Your answer must restate each entry below word for word, with no pictures in it.

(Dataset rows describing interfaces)
------

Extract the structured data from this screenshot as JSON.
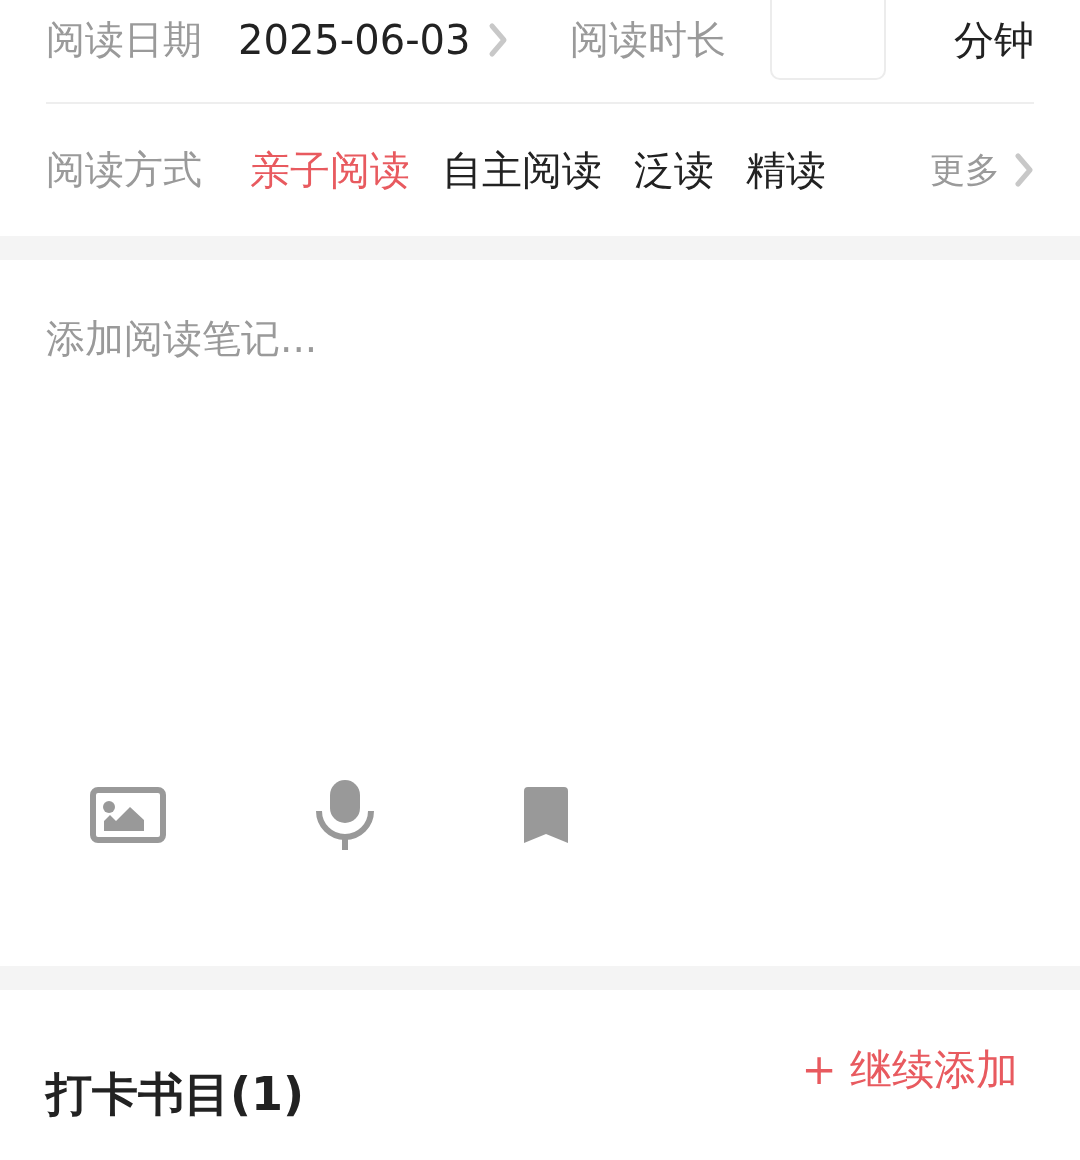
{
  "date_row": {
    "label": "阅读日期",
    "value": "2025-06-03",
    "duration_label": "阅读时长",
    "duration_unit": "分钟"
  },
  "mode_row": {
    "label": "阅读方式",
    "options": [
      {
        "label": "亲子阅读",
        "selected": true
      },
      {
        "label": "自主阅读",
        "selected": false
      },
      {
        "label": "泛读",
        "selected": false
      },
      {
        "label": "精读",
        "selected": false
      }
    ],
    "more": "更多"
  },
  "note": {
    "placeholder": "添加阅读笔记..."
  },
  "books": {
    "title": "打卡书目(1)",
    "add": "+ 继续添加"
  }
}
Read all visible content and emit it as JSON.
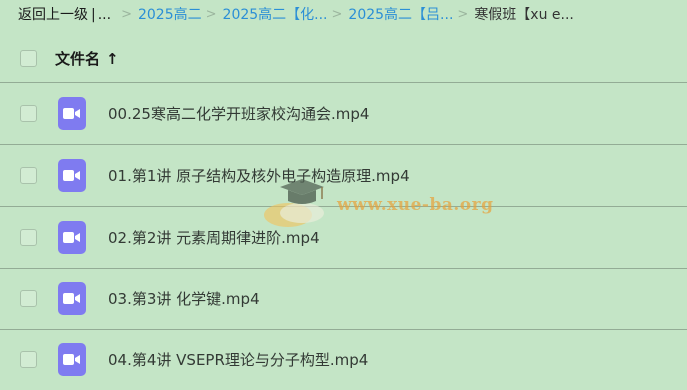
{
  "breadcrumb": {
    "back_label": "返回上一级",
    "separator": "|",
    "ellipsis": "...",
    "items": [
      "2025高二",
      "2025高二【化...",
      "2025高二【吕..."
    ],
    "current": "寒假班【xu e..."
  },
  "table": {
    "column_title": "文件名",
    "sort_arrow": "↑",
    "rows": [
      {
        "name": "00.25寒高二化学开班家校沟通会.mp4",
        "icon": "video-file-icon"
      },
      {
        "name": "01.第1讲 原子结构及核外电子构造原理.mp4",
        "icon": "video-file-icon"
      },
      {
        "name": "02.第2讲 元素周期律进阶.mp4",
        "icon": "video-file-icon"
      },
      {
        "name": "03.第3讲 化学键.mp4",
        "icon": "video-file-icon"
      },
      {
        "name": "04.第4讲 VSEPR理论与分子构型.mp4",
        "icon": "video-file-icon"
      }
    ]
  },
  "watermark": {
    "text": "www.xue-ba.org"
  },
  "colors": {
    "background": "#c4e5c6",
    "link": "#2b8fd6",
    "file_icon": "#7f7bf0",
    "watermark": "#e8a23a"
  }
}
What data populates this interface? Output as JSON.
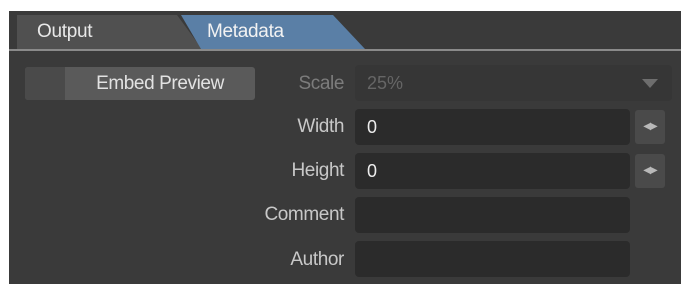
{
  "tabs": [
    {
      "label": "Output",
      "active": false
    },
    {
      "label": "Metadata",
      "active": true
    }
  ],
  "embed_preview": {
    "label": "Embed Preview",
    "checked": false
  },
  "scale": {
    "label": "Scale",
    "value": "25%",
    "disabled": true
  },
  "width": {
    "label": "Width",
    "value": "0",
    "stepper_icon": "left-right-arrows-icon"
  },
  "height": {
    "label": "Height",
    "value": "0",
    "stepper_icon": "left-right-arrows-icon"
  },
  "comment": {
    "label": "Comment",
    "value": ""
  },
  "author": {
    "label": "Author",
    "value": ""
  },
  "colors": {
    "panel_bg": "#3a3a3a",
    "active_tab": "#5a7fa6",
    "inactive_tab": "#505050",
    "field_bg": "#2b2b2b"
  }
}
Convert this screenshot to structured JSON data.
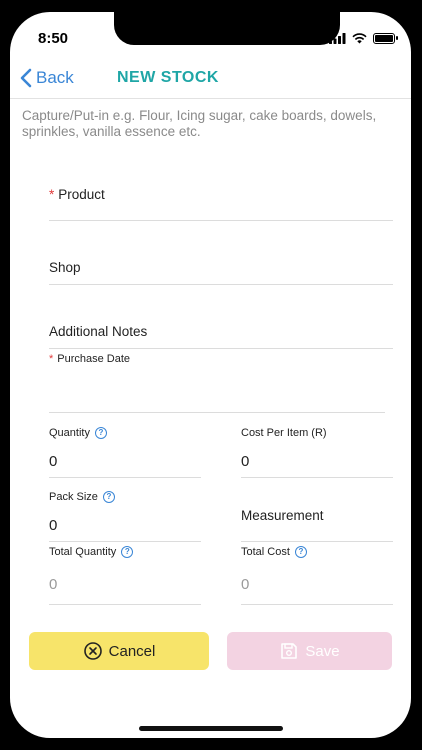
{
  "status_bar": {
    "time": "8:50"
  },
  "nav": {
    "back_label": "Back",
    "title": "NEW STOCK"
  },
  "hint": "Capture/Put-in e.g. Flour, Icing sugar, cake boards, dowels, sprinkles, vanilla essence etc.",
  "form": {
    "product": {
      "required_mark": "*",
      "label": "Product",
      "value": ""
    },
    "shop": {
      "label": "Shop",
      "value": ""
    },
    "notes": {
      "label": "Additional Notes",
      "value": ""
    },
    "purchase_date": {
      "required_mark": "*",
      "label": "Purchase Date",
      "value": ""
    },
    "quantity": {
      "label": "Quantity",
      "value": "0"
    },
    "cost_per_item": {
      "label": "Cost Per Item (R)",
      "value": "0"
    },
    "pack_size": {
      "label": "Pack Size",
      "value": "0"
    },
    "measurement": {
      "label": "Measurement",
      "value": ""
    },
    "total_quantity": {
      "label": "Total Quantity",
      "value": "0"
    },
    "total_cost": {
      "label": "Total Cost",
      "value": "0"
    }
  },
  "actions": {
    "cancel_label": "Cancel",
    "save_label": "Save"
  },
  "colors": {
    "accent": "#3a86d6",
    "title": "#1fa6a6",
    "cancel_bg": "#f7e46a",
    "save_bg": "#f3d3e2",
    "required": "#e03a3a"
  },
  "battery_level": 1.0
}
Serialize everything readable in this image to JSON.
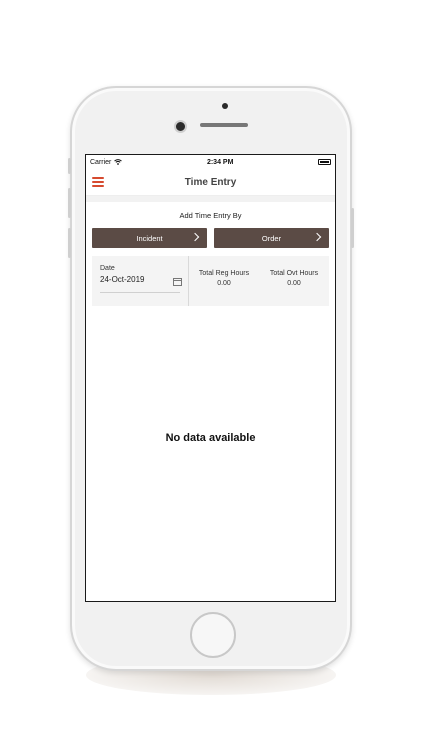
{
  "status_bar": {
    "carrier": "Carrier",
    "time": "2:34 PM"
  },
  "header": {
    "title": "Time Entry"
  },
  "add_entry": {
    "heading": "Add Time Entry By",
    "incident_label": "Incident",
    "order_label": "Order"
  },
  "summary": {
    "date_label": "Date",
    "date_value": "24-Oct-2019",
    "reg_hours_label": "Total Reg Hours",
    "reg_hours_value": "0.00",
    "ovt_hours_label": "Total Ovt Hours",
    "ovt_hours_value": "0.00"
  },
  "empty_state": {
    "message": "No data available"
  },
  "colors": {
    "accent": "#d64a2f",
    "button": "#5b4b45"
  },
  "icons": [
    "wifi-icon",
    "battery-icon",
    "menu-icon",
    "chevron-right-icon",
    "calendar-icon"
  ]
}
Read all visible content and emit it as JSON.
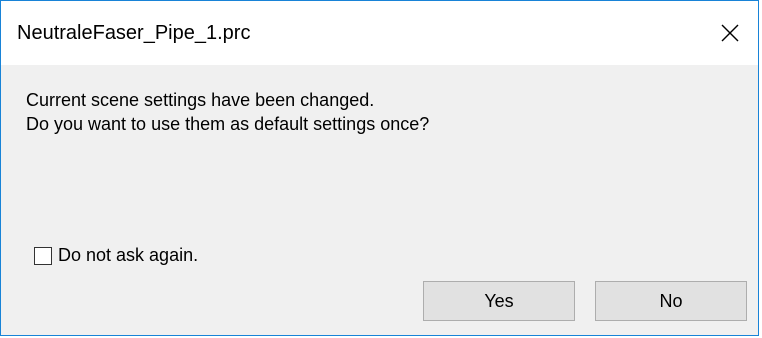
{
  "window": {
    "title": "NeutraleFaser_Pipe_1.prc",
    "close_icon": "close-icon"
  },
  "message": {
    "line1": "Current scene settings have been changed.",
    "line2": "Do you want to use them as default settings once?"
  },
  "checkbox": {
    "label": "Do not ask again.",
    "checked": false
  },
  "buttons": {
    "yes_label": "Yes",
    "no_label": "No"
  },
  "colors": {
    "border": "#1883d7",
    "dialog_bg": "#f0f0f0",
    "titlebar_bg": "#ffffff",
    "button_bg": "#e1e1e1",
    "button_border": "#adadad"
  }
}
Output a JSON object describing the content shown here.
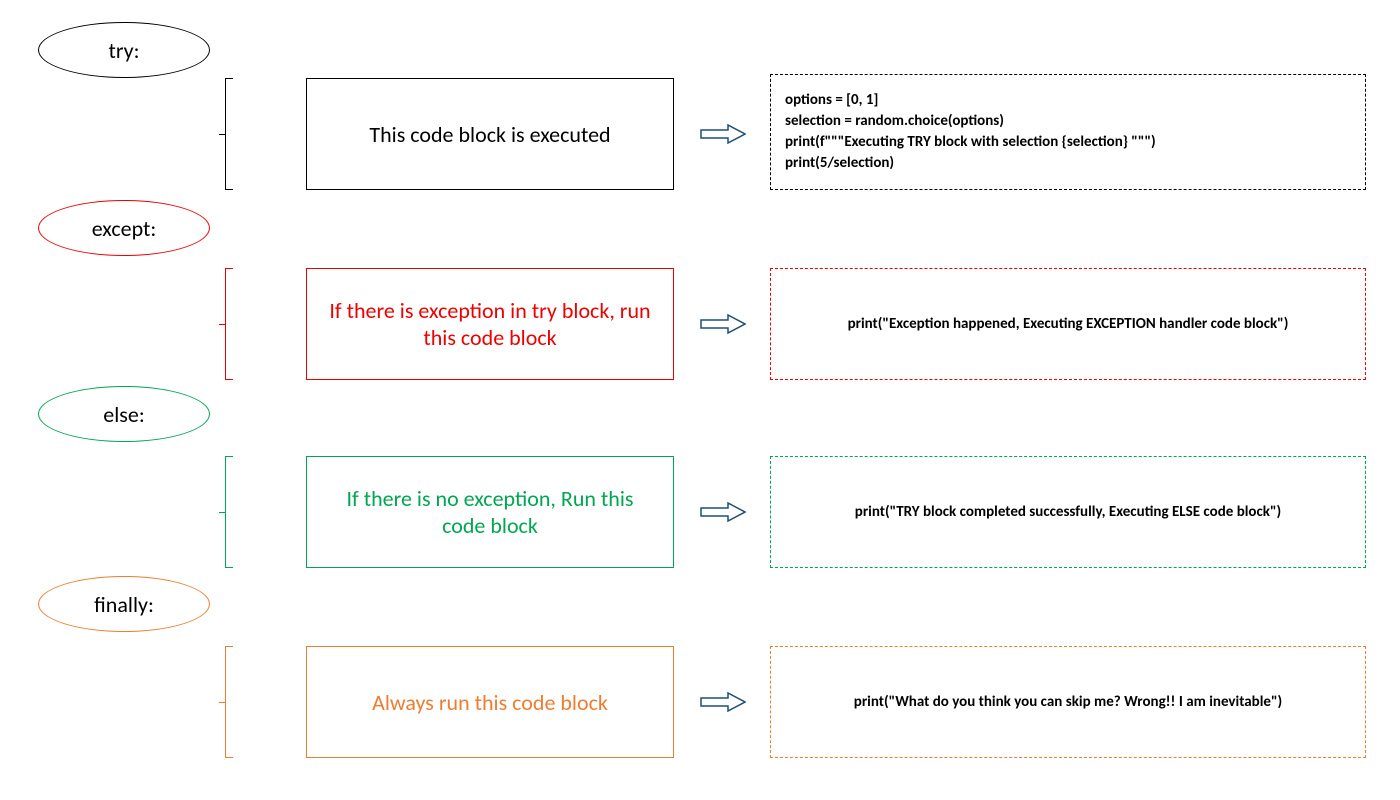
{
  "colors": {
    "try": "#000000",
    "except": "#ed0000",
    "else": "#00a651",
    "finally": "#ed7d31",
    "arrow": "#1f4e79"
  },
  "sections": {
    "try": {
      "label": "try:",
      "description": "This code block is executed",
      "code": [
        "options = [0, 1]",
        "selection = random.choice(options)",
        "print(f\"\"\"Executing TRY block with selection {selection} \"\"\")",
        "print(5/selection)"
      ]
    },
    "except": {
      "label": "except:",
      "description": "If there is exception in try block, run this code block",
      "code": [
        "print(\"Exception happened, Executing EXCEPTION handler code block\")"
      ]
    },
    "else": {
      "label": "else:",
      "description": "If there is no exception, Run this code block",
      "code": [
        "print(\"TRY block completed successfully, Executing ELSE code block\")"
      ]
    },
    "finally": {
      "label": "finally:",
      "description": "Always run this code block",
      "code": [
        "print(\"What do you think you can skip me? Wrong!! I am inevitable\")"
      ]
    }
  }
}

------

YOUR SOLUTION:
Extract the structured data from this screenshot as JSON.
{
  "date_row": {
    "label": "阅读日期",
    "value": "2025-06-03",
    "duration_label": "阅读时长",
    "duration_unit": "分钟"
  },
  "mode_row": {
    "label": "阅读方式",
    "options": [
      {
        "label": "亲子阅读",
        "selected": true
      },
      {
        "label": "自主阅读",
        "selected": false
      },
      {
        "label": "泛读",
        "selected": false
      },
      {
        "label": "精读",
        "selected": false
      }
    ],
    "more": "更多"
  },
  "note": {
    "placeholder": "添加阅读笔记..."
  },
  "books": {
    "title": "打卡书目(1)",
    "add": "+ 继续添加"
  }
}
Read all visible content and emit it as JSON.
{
  "breadcrumb": {
    "back_label": "返回上一级",
    "separator": "|",
    "ellipsis": "...",
    "items": [
      "2025高二",
      "2025高二【化...",
      "2025高二【吕..."
    ],
    "current": "寒假班【xu e..."
  },
  "table": {
    "column_title": "文件名",
    "sort_arrow": "↑",
    "rows": [
      {
        "name": "00.25寒高二化学开班家校沟通会.mp4",
        "icon": "video-file-icon"
      },
      {
        "name": "01.第1讲 原子结构及核外电子构造原理.mp4",
        "icon": "video-file-icon"
      },
      {
        "name": "02.第2讲 元素周期律进阶.mp4",
        "icon": "video-file-icon"
      },
      {
        "name": "03.第3讲 化学键.mp4",
        "icon": "video-file-icon"
      },
      {
        "name": "04.第4讲 VSEPR理论与分子构型.mp4",
        "icon": "video-file-icon"
      }
    ]
  },
  "watermark": {
    "text": "www.xue-ba.org"
  },
  "colors": {
    "background": "#c4e5c6",
    "link": "#2b8fd6",
    "file_icon": "#7f7bf0",
    "watermark": "#e8a23a"
  }
}
What data populates this interface? Output as JSON.
{
  "tabs": [
    {
      "label": "Output",
      "active": false
    },
    {
      "label": "Metadata",
      "active": true
    }
  ],
  "embed_preview": {
    "label": "Embed Preview",
    "checked": false
  },
  "scale": {
    "label": "Scale",
    "value": "25%",
    "disabled": true
  },
  "width": {
    "label": "Width",
    "value": "0",
    "stepper_icon": "left-right-arrows-icon"
  },
  "height": {
    "label": "Height",
    "value": "0",
    "stepper_icon": "left-right-arrows-icon"
  },
  "comment": {
    "label": "Comment",
    "value": ""
  },
  "author": {
    "label": "Author",
    "value": ""
  },
  "colors": {
    "panel_bg": "#3a3a3a",
    "active_tab": "#5a7fa6",
    "inactive_tab": "#505050",
    "field_bg": "#2b2b2b"
  }
}
Convert this screenshot to structured JSON data.
{
  "status_bar": {
    "time": "8:50"
  },
  "nav": {
    "back_label": "Back",
    "title": "NEW STOCK"
  },
  "hint": "Capture/Put-in e.g. Flour, Icing sugar, cake boards, dowels, sprinkles, vanilla essence etc.",
  "form": {
    "product": {
      "required_mark": "*",
      "label": "Product",
      "value": ""
    },
    "shop": {
      "label": "Shop",
      "value": ""
    },
    "notes": {
      "label": "Additional Notes",
      "value": ""
    },
    "purchase_date": {
      "required_mark": "*",
      "label": "Purchase Date",
      "value": ""
    },
    "quantity": {
      "label": "Quantity",
      "value": "0"
    },
    "cost_per_item": {
      "label": "Cost Per Item (R)",
      "value": "0"
    },
    "pack_size": {
      "label": "Pack Size",
      "value": "0"
    },
    "measurement": {
      "label": "Measurement",
      "value": ""
    },
    "total_quantity": {
      "label": "Total Quantity",
      "value": "0"
    },
    "total_cost": {
      "label": "Total Cost",
      "value": "0"
    }
  },
  "actions": {
    "cancel_label": "Cancel",
    "save_label": "Save"
  },
  "colors": {
    "accent": "#3a86d6",
    "title": "#1fa6a6",
    "cancel_bg": "#f7e46a",
    "save_bg": "#f3d3e2",
    "required": "#e03a3a"
  },
  "battery_level": 1.0
}
Serialize everything readable in this image to JSON.
{
  "status_bar": {
    "carrier": "Carrier",
    "time": "2:34 PM"
  },
  "header": {
    "title": "Time Entry"
  },
  "add_entry": {
    "heading": "Add Time Entry By",
    "incident_label": "Incident",
    "order_label": "Order"
  },
  "summary": {
    "date_label": "Date",
    "date_value": "24-Oct-2019",
    "reg_hours_label": "Total Reg Hours",
    "reg_hours_value": "0.00",
    "ovt_hours_label": "Total Ovt Hours",
    "ovt_hours_value": "0.00"
  },
  "empty_state": {
    "message": "No data available"
  },
  "colors": {
    "accent": "#d64a2f",
    "button": "#5b4b45"
  },
  "icons": [
    "wifi-icon",
    "battery-icon",
    "menu-icon",
    "chevron-right-icon",
    "calendar-icon"
  ]
}
Read all visible content and emit it as JSON.
{
  "window": {
    "title": "NeutraleFaser_Pipe_1.prc",
    "close_icon": "close-icon"
  },
  "message": {
    "line1": "Current scene settings have been changed.",
    "line2": "Do you want to use them as default settings once?"
  },
  "checkbox": {
    "label": "Do not ask again.",
    "checked": false
  },
  "buttons": {
    "yes_label": "Yes",
    "no_label": "No"
  },
  "colors": {
    "border": "#1883d7",
    "dialog_bg": "#f0f0f0",
    "titlebar_bg": "#ffffff",
    "button_bg": "#e1e1e1",
    "button_border": "#adadad"
  }
}
Output a JSON object describing the content shown here.
{
  "colors": {
    "try": "#000000",
    "except": "#ed0000",
    "else": "#00a651",
    "finally": "#ed7d31",
    "arrow": "#1f4e79"
  },
  "sections": {
    "try": {
      "label": "try:",
      "description": "This code block is executed",
      "code": [
        "options = [0, 1]",
        "selection = random.choice(options)",
        "print(f\"\"\"Executing TRY block with selection {selection} \"\"\")",
        "print(5/selection)"
      ]
    },
    "except": {
      "label": "except:",
      "description": "If there is exception in try block, run this code block",
      "code": [
        "print(\"Exception happened, Executing EXCEPTION handler code block\")"
      ]
    },
    "else": {
      "label": "else:",
      "description": "If there is no exception, Run this code block",
      "code": [
        "print(\"TRY block completed successfully, Executing ELSE code block\")"
      ]
    },
    "finally": {
      "label": "finally:",
      "description": "Always run this code block",
      "code": [
        "print(\"What do you think you can skip me? Wrong!! I am inevitable\")"
      ]
    }
  }
}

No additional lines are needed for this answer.